No exam session!

In the run-up to matriculation, you have probably heard more than once from older friends: “The session will come, only then will you see what it’s like…”. There are few exams at university in England, and if there are any they are often held in the last class. For credit, you usually write essays and reports, or prepare multimedia presentations in groups. Thus, by studying at an English university, you will avoid the stress of the legendary ‘session’!

Industry exposure

The staff at most English universities is not only made up of people who have set their sights on an academic career. The lecturers are usually people who are active in the industry concerned, often owning their own businesses, and who do not teach theory from textbooks written a few years ago. As a result, you can gain valuable knowledge from the classes that will prepare you directly for your profession. It also has the effect of expanding your network of contacts, and lecturers are happy to take on students they know and who are active in their classes for internships and placements.

Exciting student life

Even before classes officially start, students can experience how rich student life is in England. Fresher’s Week is the week during which new students get to know the university and lecturers, and make their first friends at a number of parties and pub outings together. Universities do not forget about entertainment during the academic year either – they often organise parties and balls for their students.
There are numerous associations and clubs at the universities that meet regularly and organise joint outings and excursions. Their diversity is huge – fans of travel, running, Harry Potter or Game of Thrones are just a few examples.
All in all – you definitely won’t be bored while studying in England!

Exchanges and travel

An incredible advantage of studying abroad is the opportunity to travel. Just going to university is already an amazing adventure, but there will be even more opportunities to travel during your studies! English universities have partner universities all over the world, enabling their students to travel to countries such as China, Indonesia, Singapore and Australia. In addition to long-term trips, shorter trips are organised, such as volunteering in Jordan and summer schools. Sound appealing?

Learning languages

Fluent English, in addition to Russian, Spanish, Mandarin or Arabic – who among us wouldn’t want to be able to boast such qualifications? A perfect command of English is just one of the skills you will acquire during your studies. Most universities offer a wide range of language courses at different levels that you can take as part of your coursework.

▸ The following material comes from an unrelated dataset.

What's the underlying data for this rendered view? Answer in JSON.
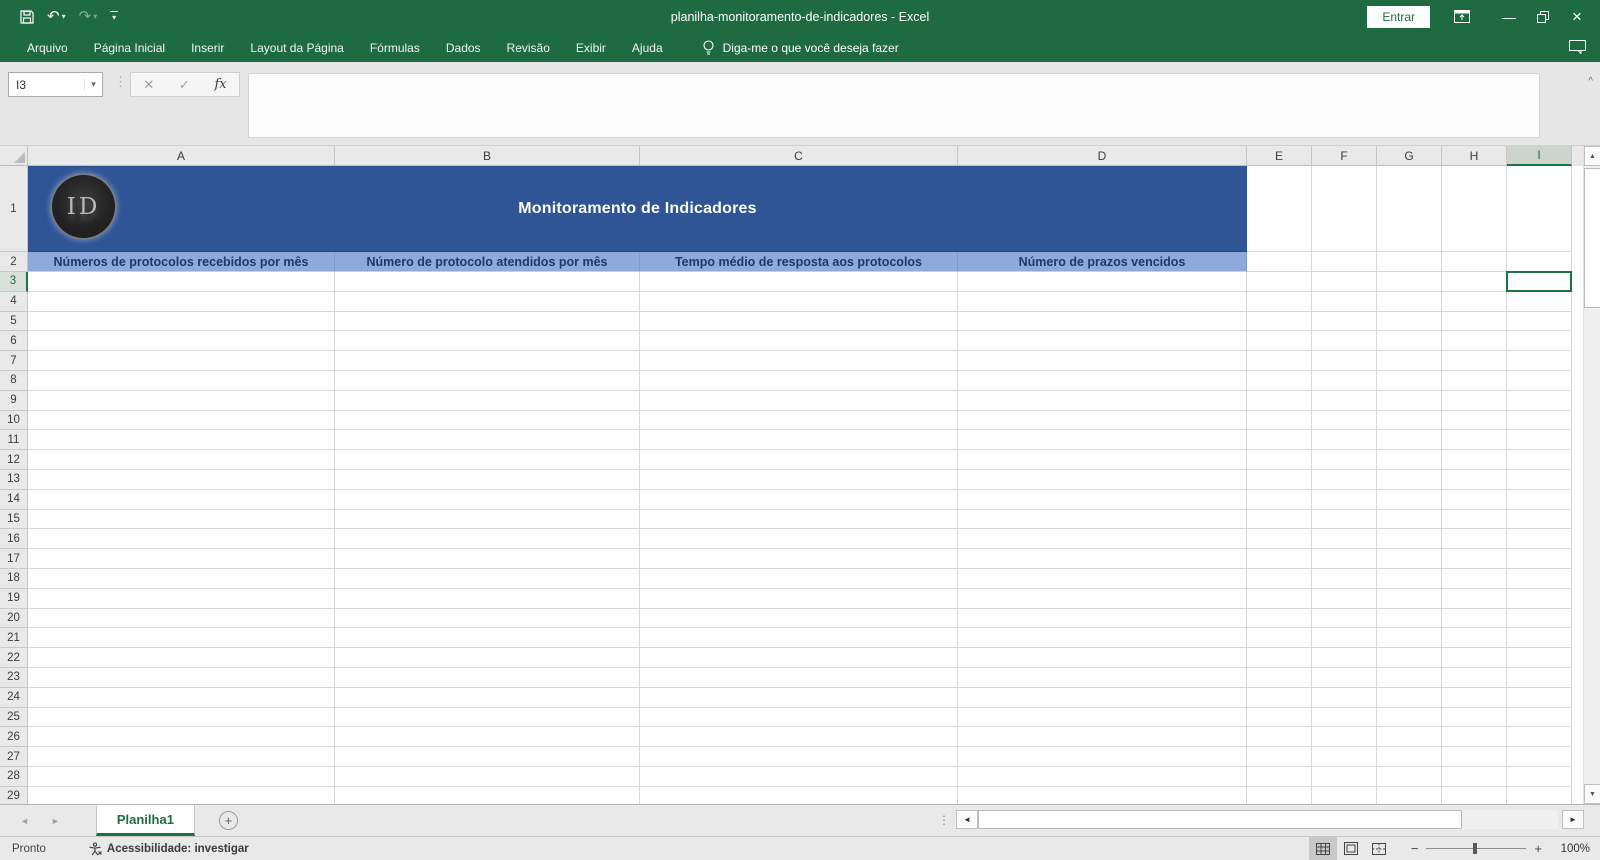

Loose contact with lecturers

University lecturers in England are very friendly and open. Students address them as ‘you’ and lectures and exercises often take place in a very relaxed atmosphere. Lecturers are happy to arrange with their students to meet outside the university, go on trips together and go to the pub. They also make sure to keep in touch with students who have already completed their studies – through social networks or emails.



High-tech equipment

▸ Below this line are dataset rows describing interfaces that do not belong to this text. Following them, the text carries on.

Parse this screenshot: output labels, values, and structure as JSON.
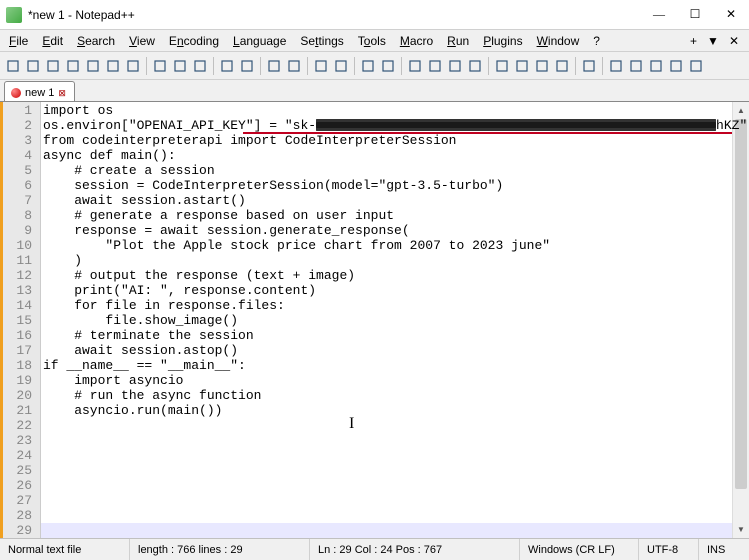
{
  "window": {
    "title": "*new 1 - Notepad++",
    "minimize": "—",
    "maximize": "☐",
    "close": "✕"
  },
  "menu": {
    "file": "File",
    "edit": "Edit",
    "search": "Search",
    "view": "View",
    "encoding": "Encoding",
    "language": "Language",
    "settings": "Settings",
    "tools": "Tools",
    "macro": "Macro",
    "run": "Run",
    "plugins": "Plugins",
    "window": "Window",
    "help": "?",
    "plus": "+",
    "dropdown": "▼",
    "x": "✕"
  },
  "toolbar_icons": [
    "new-icon",
    "open-icon",
    "save-icon",
    "save-all-icon",
    "close-icon",
    "close-all-icon",
    "print-icon",
    "sep",
    "cut-icon",
    "copy-icon",
    "paste-icon",
    "sep",
    "undo-icon",
    "redo-icon",
    "sep",
    "find-icon",
    "replace-icon",
    "sep",
    "zoom-in-icon",
    "zoom-out-icon",
    "sep",
    "sync-v-icon",
    "sync-h-icon",
    "sep",
    "wrap-icon",
    "chars-icon",
    "indent-icon",
    "lang-icon",
    "sep",
    "doc-map-icon",
    "doc-list-icon",
    "func-list-icon",
    "folder-icon",
    "sep",
    "monitor-icon",
    "sep",
    "record-icon",
    "stop-icon",
    "play-icon",
    "play-multi-icon",
    "save-macro-icon"
  ],
  "tab": {
    "label": "new 1",
    "close": "⊠"
  },
  "code_lines": [
    "import os",
    "os.environ[\"OPENAI_API_KEY\"] = \"sk-██████████████████████████████████████████████hKZ\"",
    "",
    "from codeinterpreterapi import CodeInterpreterSession",
    "",
    "",
    "async def main():",
    "    # create a session",
    "    session = CodeInterpreterSession(model=\"gpt-3.5-turbo\")",
    "    await session.astart()",
    "",
    "    # generate a response based on user input",
    "    response = await session.generate_response(",
    "        \"Plot the Apple stock price chart from 2007 to 2023 june\"",
    "    )",
    "",
    "    # output the response (text + image)",
    "    print(\"AI: \", response.content)",
    "    for file in response.files:",
    "        file.show_image()",
    "",
    "    # terminate the session",
    "    await session.astop()",
    "",
    "",
    "if __name__ == \"__main__\":",
    "    import asyncio",
    "    # run the async function",
    "    asyncio.run(main())"
  ],
  "status": {
    "filetype": "Normal text file",
    "length_lines": "length : 766    lines : 29",
    "position": "Ln : 29   Col : 24   Pos : 767",
    "eol": "Windows (CR LF)",
    "encoding": "UTF-8",
    "mode": "INS"
  }
}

British universities have state-of-the-art laboratories, studios and art studios, equipped with high-end equipment and technology. You will not only have the opportunity to work with such infrastructure during classes – most universities also allow their students to use them independently for project preparation or in their free time to study on their own. University libraries are also well-equipped – there are state-of-the-art computers that students can often use 24 hours a day (especially during the credit period).

Diversity of cultures

While studying in England, you will come into contact with people from many cultures, countries and backgrounds. As a result, you will learn how to cope when working in a diverse team, find out what life is like in other regions of the world, learn tolerance, and broaden your horizons. Making friends with foreigners is also a great opportunity to polish your language or travel together. Studying in England will open up the world to you!